**ACTIVITY**
All entries need to be written out again exactly, without their pictures.

[Records from a data collection]
○ ○ ○ ○ ○

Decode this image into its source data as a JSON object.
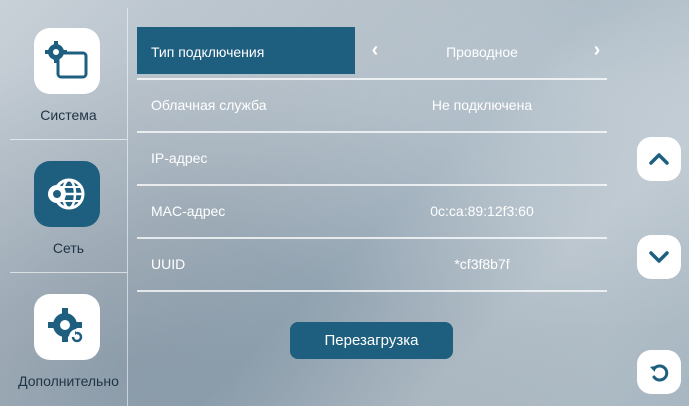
{
  "sidebar": {
    "items": [
      {
        "label": "Система",
        "icon": "system-settings-icon",
        "active": false
      },
      {
        "label": "Сеть",
        "icon": "network-globe-gear-icon",
        "active": true
      },
      {
        "label": "Дополнительно",
        "icon": "advanced-settings-icon",
        "active": false
      }
    ]
  },
  "network": {
    "rows": [
      {
        "title": "Тип подключения",
        "value": "Проводное",
        "selectable": true
      },
      {
        "title": "Облачная служба",
        "value": "Не подключена"
      },
      {
        "title": "IP-адрес",
        "value": ""
      },
      {
        "title": "MAC-адрес",
        "value": "0c:ca:89:12f3:60"
      },
      {
        "title": "UUID",
        "value": "*cf3f8b7f"
      }
    ],
    "reboot_label": "Перезагрузка"
  },
  "colors": {
    "accent": "#1e5f80",
    "text": "#ffffff"
  }
}
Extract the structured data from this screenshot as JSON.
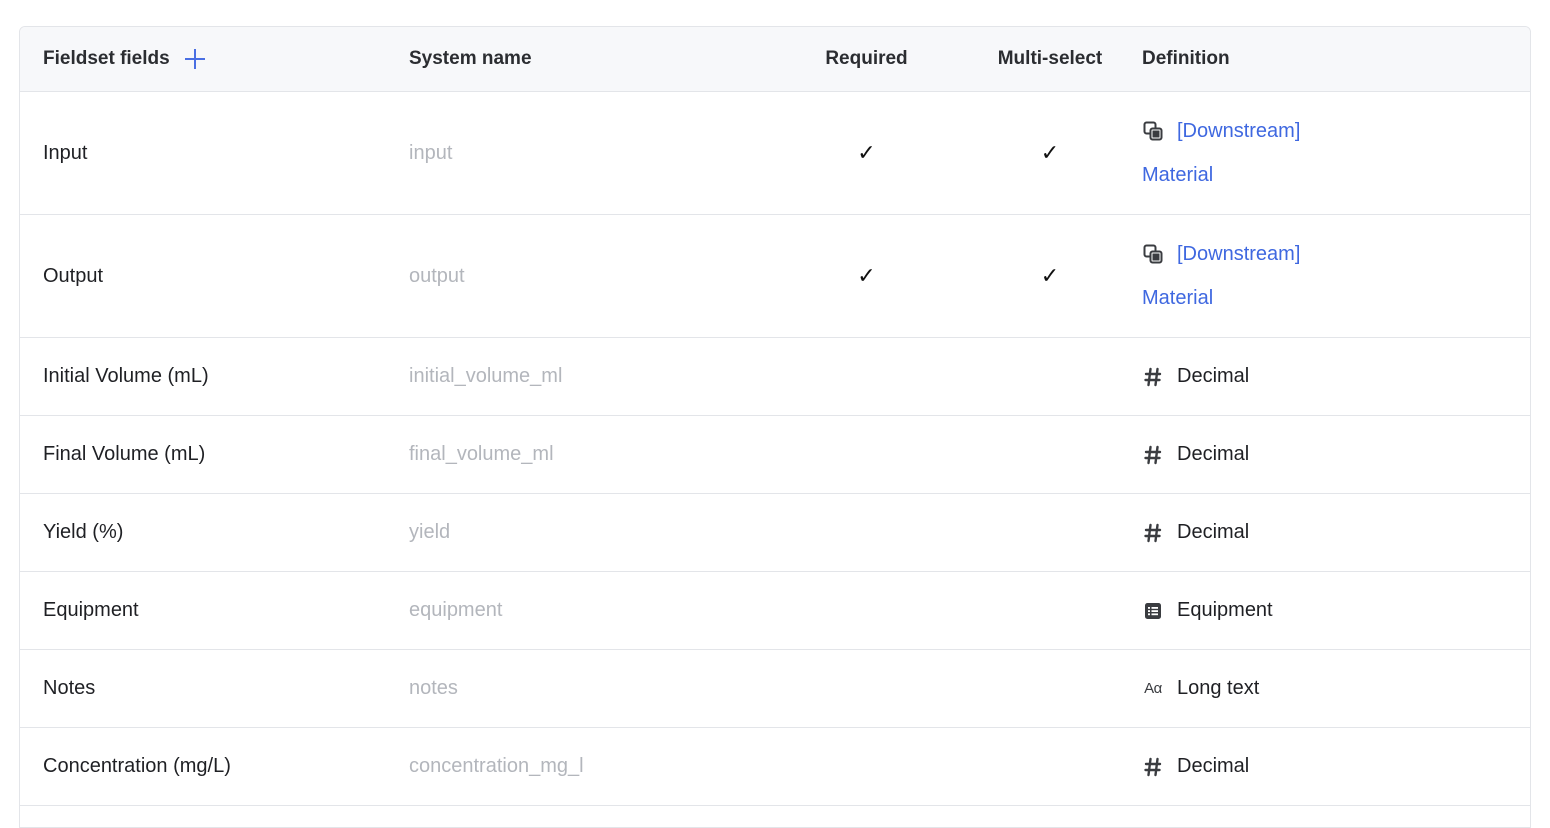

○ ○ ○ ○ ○

**SOLUTION TO THIS TASK**
Decode this image into its source data as a JSON object.
{
  "sidebar": {
    "items": [
      {
        "label": "Система",
        "icon": "system-settings-icon",
        "active": false
      },
      {
        "label": "Сеть",
        "icon": "network-globe-gear-icon",
        "active": true
      },
      {
        "label": "Дополнительно",
        "icon": "advanced-settings-icon",
        "active": false
      }
    ]
  },
  "network": {
    "rows": [
      {
        "title": "Тип подключения",
        "value": "Проводное",
        "selectable": true
      },
      {
        "title": "Облачная служба",
        "value": "Не подключена"
      },
      {
        "title": "IP-адрес",
        "value": ""
      },
      {
        "title": "MAC-адрес",
        "value": "0c:ca:89:12f3:60"
      },
      {
        "title": "UUID",
        "value": "*cf3f8b7f"
      }
    ],
    "reboot_label": "Перезагрузка"
  },
  "colors": {
    "accent": "#1e5f80",
    "text": "#ffffff"
  }
}
Extract the structured data from this screenshot as JSON.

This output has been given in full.